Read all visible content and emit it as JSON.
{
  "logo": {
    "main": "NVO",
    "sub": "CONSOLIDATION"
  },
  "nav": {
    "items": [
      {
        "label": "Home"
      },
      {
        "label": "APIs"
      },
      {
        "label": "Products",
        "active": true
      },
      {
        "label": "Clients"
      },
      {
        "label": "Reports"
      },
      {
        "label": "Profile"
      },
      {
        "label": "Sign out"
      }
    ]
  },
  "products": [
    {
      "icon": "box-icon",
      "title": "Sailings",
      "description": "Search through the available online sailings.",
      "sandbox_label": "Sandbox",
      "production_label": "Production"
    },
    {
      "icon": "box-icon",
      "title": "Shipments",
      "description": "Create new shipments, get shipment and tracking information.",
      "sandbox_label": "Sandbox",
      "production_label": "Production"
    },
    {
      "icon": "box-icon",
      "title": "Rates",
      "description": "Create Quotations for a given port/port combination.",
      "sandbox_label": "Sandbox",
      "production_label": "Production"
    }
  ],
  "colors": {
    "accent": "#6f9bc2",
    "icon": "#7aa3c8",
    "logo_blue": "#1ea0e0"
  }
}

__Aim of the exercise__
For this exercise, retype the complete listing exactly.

__Written response__
Read all visible content and emit it as JSON.
{
  "logo": {
    "main": "NVO",
    "sub": "CONSOLIDATION"
  },
  "nav": {
    "items": [
      {
        "label": "Home"
      },
      {
        "label": "APIs"
      },
      {
        "label": "Products",
        "active": true
      },
      {
        "label": "Clients"
      },
      {
        "label": "Reports"
      },
      {
        "label": "Profile"
      },
      {
        "label": "Sign out"
      }
    ]
  },
  "products": [
    {
      "icon": "box-icon",
      "title": "Sailings",
      "description": "Search through the available online sailings.",
      "sandbox_label": "Sandbox",
      "production_label": "Production"
    },
    {
      "icon": "box-icon",
      "title": "Shipments",
      "description": "Create new shipments, get shipment and tracking information.",
      "sandbox_label": "Sandbox",
      "production_label": "Production"
    },
    {
      "icon": "box-icon",
      "title": "Rates",
      "description": "Create Quotations for a given port/port combination.",
      "sandbox_label": "Sandbox",
      "production_label": "Production"
    }
  ],
  "colors": {
    "accent": "#6f9bc2",
    "icon": "#7aa3c8",
    "logo_blue": "#1ea0e0"
  }
}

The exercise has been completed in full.